Exercise description =>
While you copy the lines below, skip the pictures and keep the rest exact.

Data shown =>
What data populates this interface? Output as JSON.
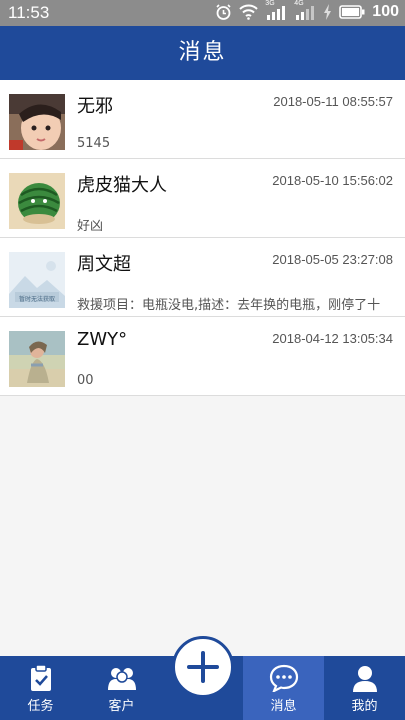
{
  "status_bar": {
    "time": "11:53",
    "network_label": "3G",
    "network2_label": "4G",
    "battery": "100",
    "icons": [
      "alarm-icon",
      "wifi-icon",
      "signal-icon",
      "signal-icon",
      "battery-icon"
    ]
  },
  "header": {
    "title": "消息"
  },
  "messages": [
    {
      "name": "无邪",
      "time": "2018-05-11 08:55:57",
      "preview": "5145",
      "avatar": "avatar-child-photo"
    },
    {
      "name": "虎皮猫大人",
      "time": "2018-05-10 15:56:02",
      "preview": "好凶",
      "avatar": "avatar-watermelon"
    },
    {
      "name": "周文超",
      "time": "2018-05-05 23:27:08",
      "preview": "救援项目：电瓶没电,描述：去年换的电瓶，刚停了十",
      "avatar": "avatar-placeholder",
      "avatar_caption": "暂时无法获取"
    },
    {
      "name": "ZWY°",
      "time": "2018-04-12 13:05:34",
      "preview": "00",
      "avatar": "avatar-beach-photo"
    }
  ],
  "tabs": [
    {
      "label": "任务",
      "icon": "clipboard-check-icon"
    },
    {
      "label": "客户",
      "icon": "customers-icon"
    },
    {
      "label": "消息",
      "icon": "chat-bubble-icon",
      "active": true
    },
    {
      "label": "我的",
      "icon": "profile-icon"
    }
  ],
  "fab": {
    "icon": "plus-icon"
  },
  "colors": {
    "primary": "#1f4a9a",
    "active_tab": "#3a64bd",
    "status_bar": "#8c8c8c"
  }
}
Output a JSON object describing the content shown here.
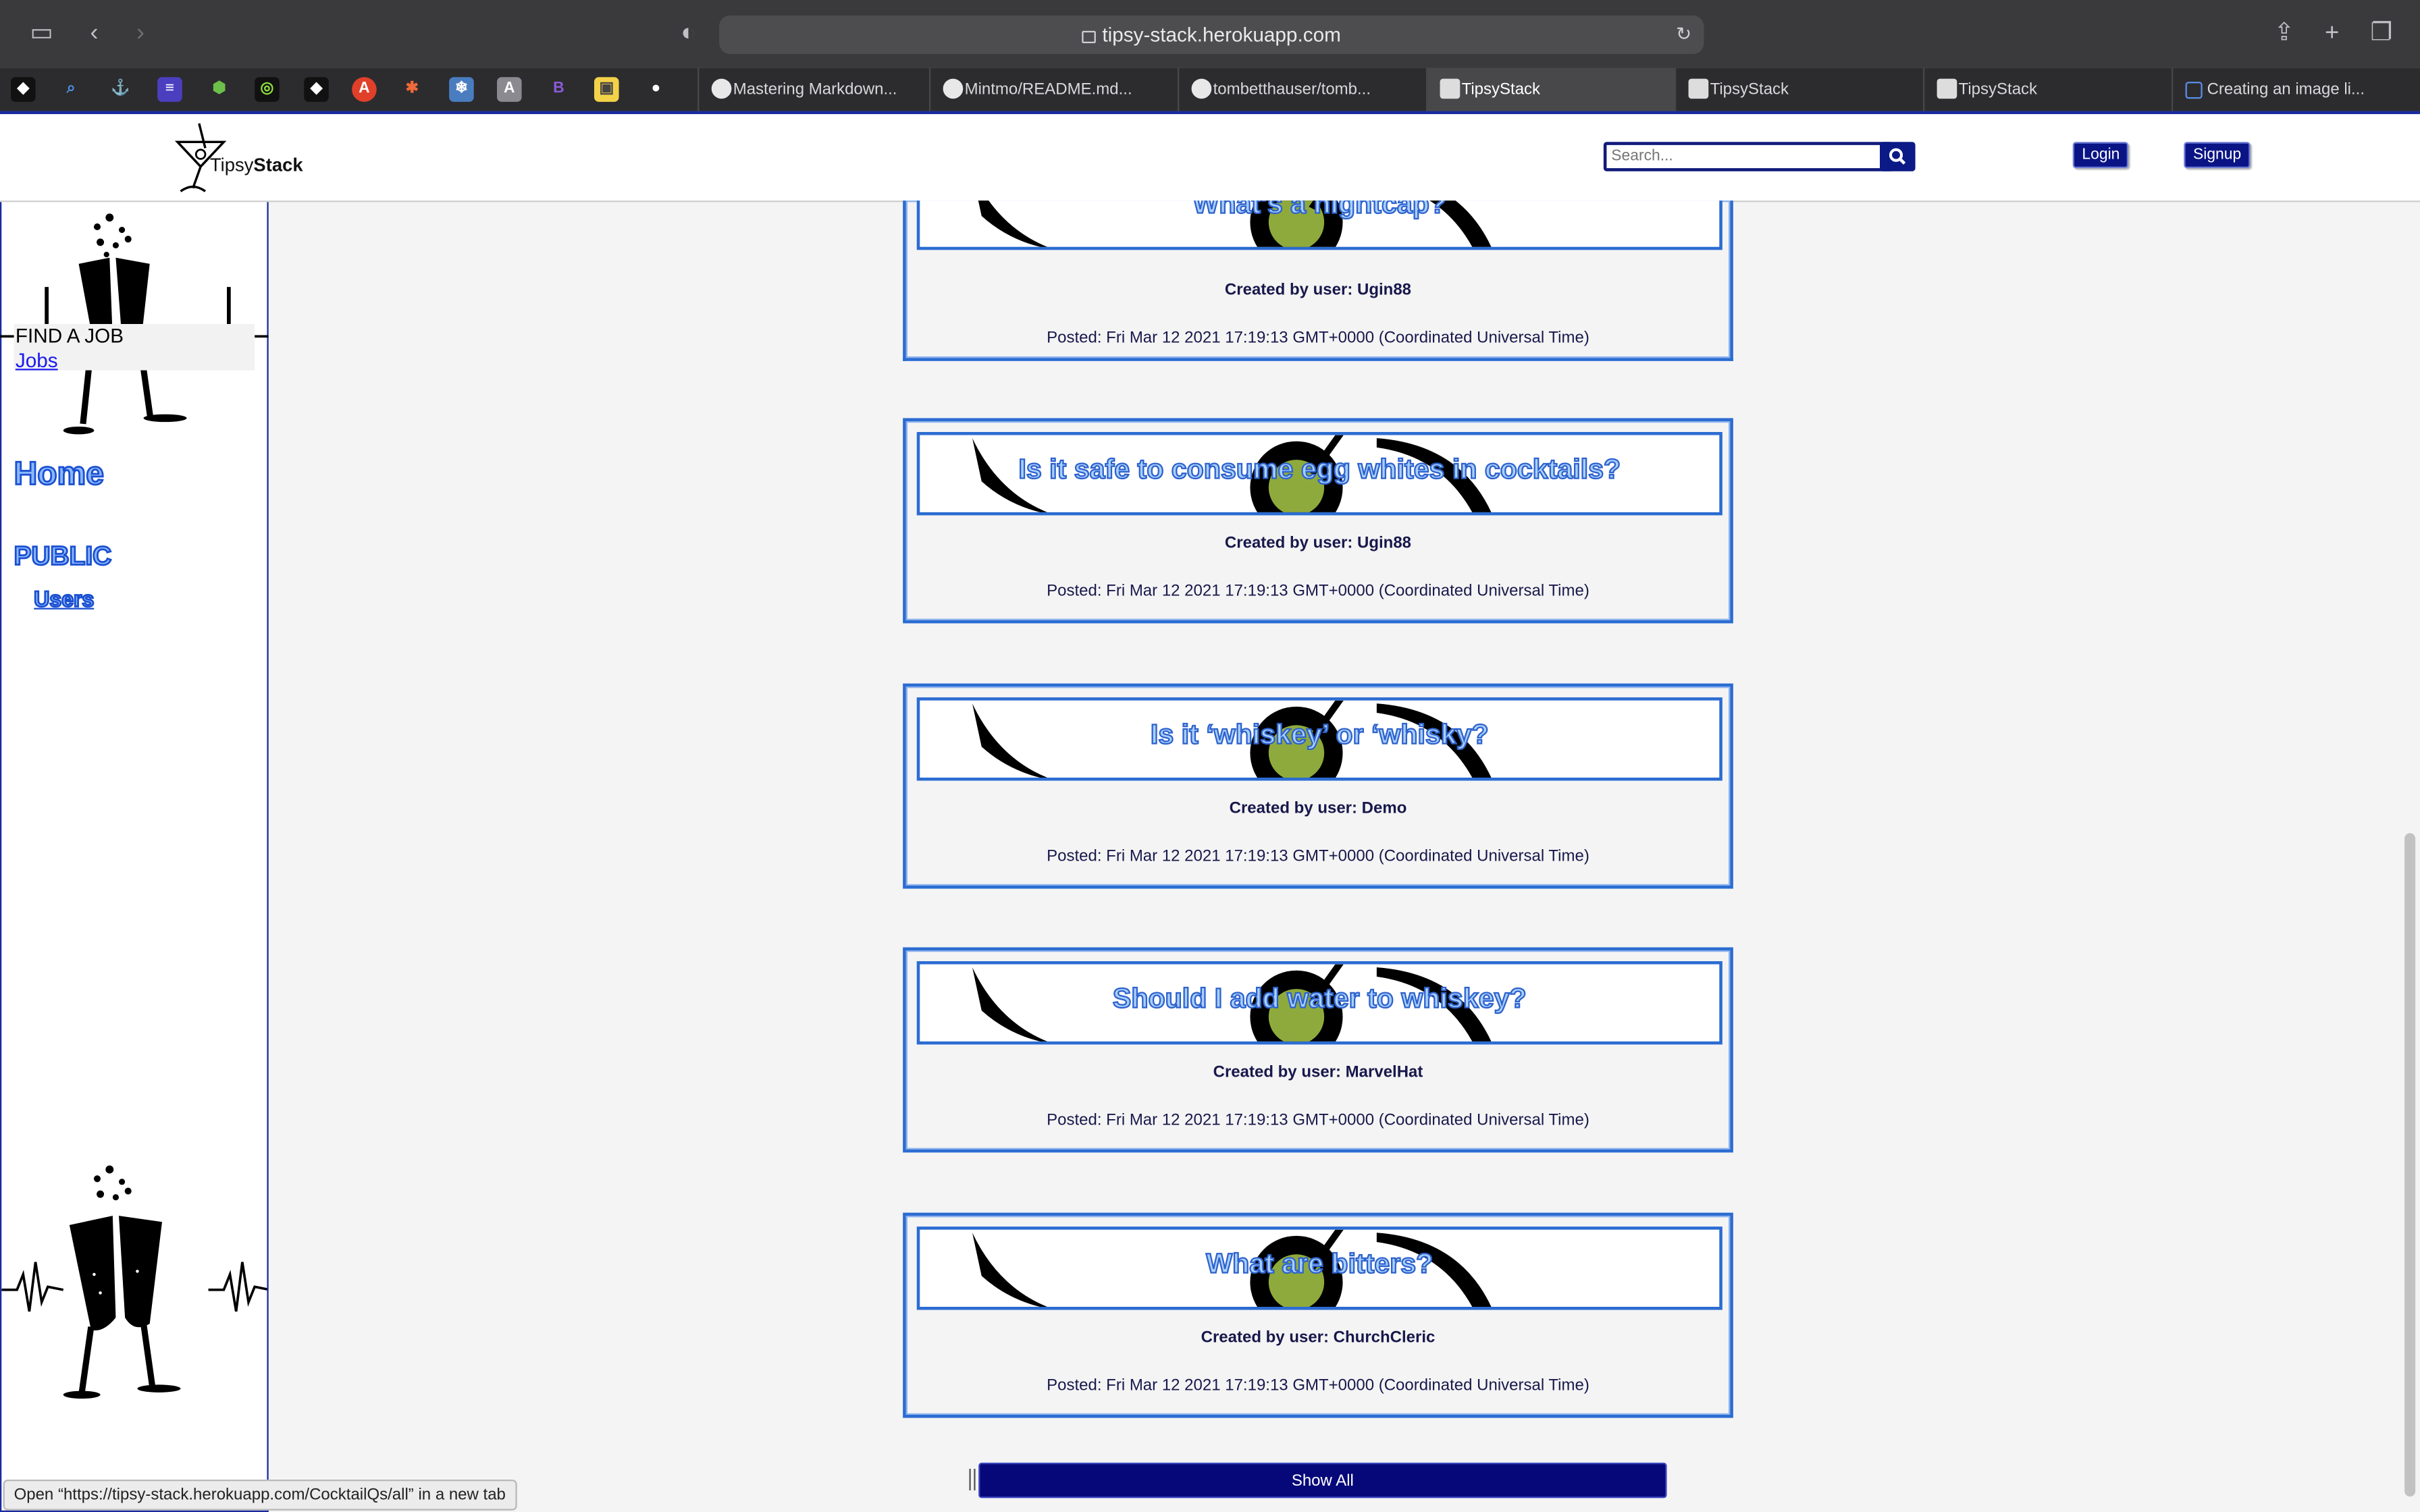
{
  "browser": {
    "url": "tipsy-stack.herokuapp.com",
    "tabs": [
      {
        "label": "Mastering Markdown...",
        "active": false
      },
      {
        "label": "Mintmo/README.md...",
        "active": false
      },
      {
        "label": "tombetthauser/tomb...",
        "active": false
      },
      {
        "label": "TipsyStack",
        "active": true
      },
      {
        "label": "TipsyStack",
        "active": false
      },
      {
        "label": "TipsyStack",
        "active": false
      },
      {
        "label": "Creating an image li...",
        "active": false
      }
    ],
    "status_text": "Open “https://tipsy-stack.herokuapp.com/CocktailQs/all” in a new tab"
  },
  "header": {
    "logo_tipsy": "Tipsy",
    "logo_stack": "Stack",
    "search_placeholder": "Search...",
    "login_label": "Login",
    "signup_label": "Signup"
  },
  "sidebar": {
    "job_title": "FIND A JOB",
    "job_link": "Jobs",
    "home": "Home",
    "public": "PUBLIC",
    "users": "Users"
  },
  "questions": [
    {
      "title": "What's a nightcap?",
      "creator": "Created by user: Ugin88",
      "posted": "Posted: Fri Mar 12 2021 17:19:13 GMT+0000 (Coordinated Universal Time)"
    },
    {
      "title": "Is it safe to consume egg whites in cocktails?",
      "creator": "Created by user: Ugin88",
      "posted": "Posted: Fri Mar 12 2021 17:19:13 GMT+0000 (Coordinated Universal Time)"
    },
    {
      "title": "Is it ‘whiskey’ or ‘whisky?",
      "creator": "Created by user: Demo",
      "posted": "Posted: Fri Mar 12 2021 17:19:13 GMT+0000 (Coordinated Universal Time)"
    },
    {
      "title": "Should I add water to whiskey?",
      "creator": "Created by user: MarvelHat",
      "posted": "Posted: Fri Mar 12 2021 17:19:13 GMT+0000 (Coordinated Universal Time)"
    },
    {
      "title": "What are bitters?",
      "creator": "Created by user: ChurchCleric",
      "posted": "Posted: Fri Mar 12 2021 17:19:13 GMT+0000 (Coordinated Universal Time)"
    }
  ],
  "show_all_label": "Show All",
  "colors": {
    "brand_navy": "#0b1485",
    "card_border": "#2b6cd2",
    "title_fill": "#a9d0ff",
    "olive": "#8faa3c"
  }
}
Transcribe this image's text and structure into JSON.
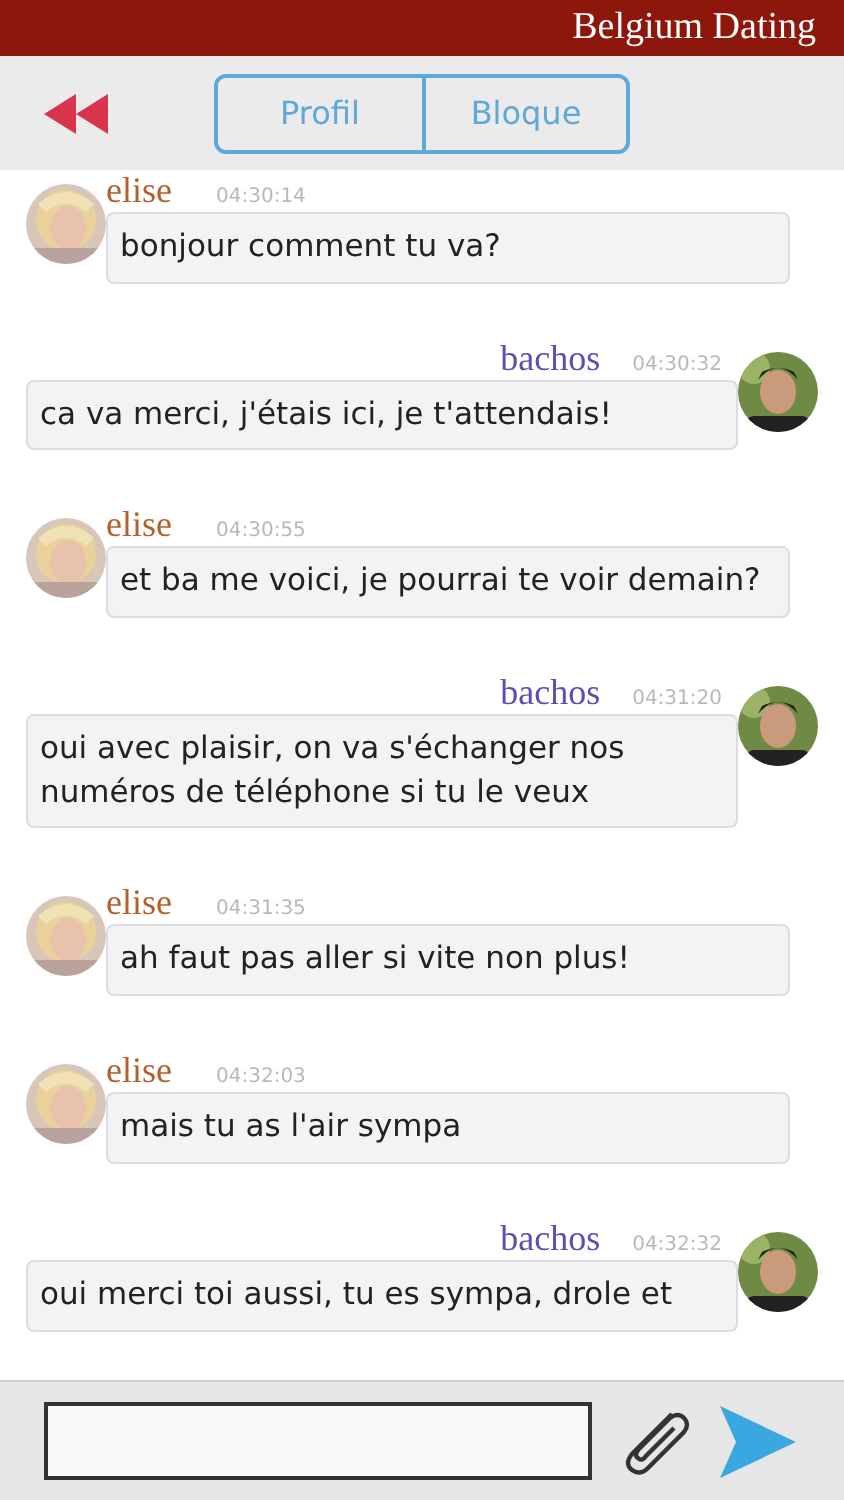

Result of this task =>
What data populates this interface? Output as JSON.
{
  "status_bar": {
    "time": "11:53",
    "network_label": "3G",
    "network2_label": "4G",
    "battery": "100",
    "icons": [
      "alarm-icon",
      "wifi-icon",
      "signal-icon",
      "signal-icon",
      "battery-icon"
    ]
  },
  "header": {
    "title": "消息"
  },
  "messages": [
    {
      "name": "无邪",
      "time": "2018-05-11 08:55:57",
      "preview": "5145",
      "avatar": "avatar-child-photo"
    },
    {
      "name": "虎皮猫大人",
      "time": "2018-05-10 15:56:02",
      "preview": "好凶",
      "avatar": "avatar-watermelon"
    },
    {
      "name": "周文超",
      "time": "2018-05-05 23:27:08",
      "preview": "救援项目：电瓶没电,描述：去年换的电瓶，刚停了十",
      "avatar": "avatar-placeholder",
      "avatar_caption": "暂时无法获取"
    },
    {
      "name": "ZWY°",
      "time": "2018-04-12 13:05:34",
      "preview": "00",
      "avatar": "avatar-beach-photo"
    }
  ],
  "tabs": [
    {
      "label": "任务",
      "icon": "clipboard-check-icon"
    },
    {
      "label": "客户",
      "icon": "customers-icon"
    },
    {
      "label": "消息",
      "icon": "chat-bubble-icon",
      "active": true
    },
    {
      "label": "我的",
      "icon": "profile-icon"
    }
  ],
  "fab": {
    "icon": "plus-icon"
  },
  "colors": {
    "primary": "#1f4a9a",
    "active_tab": "#3a64bd",
    "status_bar": "#8c8c8c"
  }
}
Output a JSON object describing the content shown here.
{
  "browser": {
    "url": "tipsy-stack.herokuapp.com",
    "tabs": [
      {
        "label": "Mastering Markdown...",
        "active": false
      },
      {
        "label": "Mintmo/README.md...",
        "active": false
      },
      {
        "label": "tombetthauser/tomb...",
        "active": false
      },
      {
        "label": "TipsyStack",
        "active": true
      },
      {
        "label": "TipsyStack",
        "active": false
      },
      {
        "label": "TipsyStack",
        "active": false
      },
      {
        "label": "Creating an image li...",
        "active": false
      }
    ],
    "status_text": "Open “https://tipsy-stack.herokuapp.com/CocktailQs/all” in a new tab"
  },
  "header": {
    "logo_tipsy": "Tipsy",
    "logo_stack": "Stack",
    "search_placeholder": "Search...",
    "login_label": "Login",
    "signup_label": "Signup"
  },
  "sidebar": {
    "job_title": "FIND A JOB",
    "job_link": "Jobs",
    "home": "Home",
    "public": "PUBLIC",
    "users": "Users"
  },
  "questions": [
    {
      "title": "What's a nightcap?",
      "creator": "Created by user: Ugin88",
      "posted": "Posted: Fri Mar 12 2021 17:19:13 GMT+0000 (Coordinated Universal Time)"
    },
    {
      "title": "Is it safe to consume egg whites in cocktails?",
      "creator": "Created by user: Ugin88",
      "posted": "Posted: Fri Mar 12 2021 17:19:13 GMT+0000 (Coordinated Universal Time)"
    },
    {
      "title": "Is it ‘whiskey’ or ‘whisky?",
      "creator": "Created by user: Demo",
      "posted": "Posted: Fri Mar 12 2021 17:19:13 GMT+0000 (Coordinated Universal Time)"
    },
    {
      "title": "Should I add water to whiskey?",
      "creator": "Created by user: MarvelHat",
      "posted": "Posted: Fri Mar 12 2021 17:19:13 GMT+0000 (Coordinated Universal Time)"
    },
    {
      "title": "What are bitters?",
      "creator": "Created by user: ChurchCleric",
      "posted": "Posted: Fri Mar 12 2021 17:19:13 GMT+0000 (Coordinated Universal Time)"
    }
  ],
  "show_all_label": "Show All",
  "colors": {
    "brand_navy": "#0b1485",
    "card_border": "#2b6cd2",
    "title_fill": "#a9d0ff",
    "olive": "#8faa3c"
  }
}
Transcribe this image's text and structure into JSON.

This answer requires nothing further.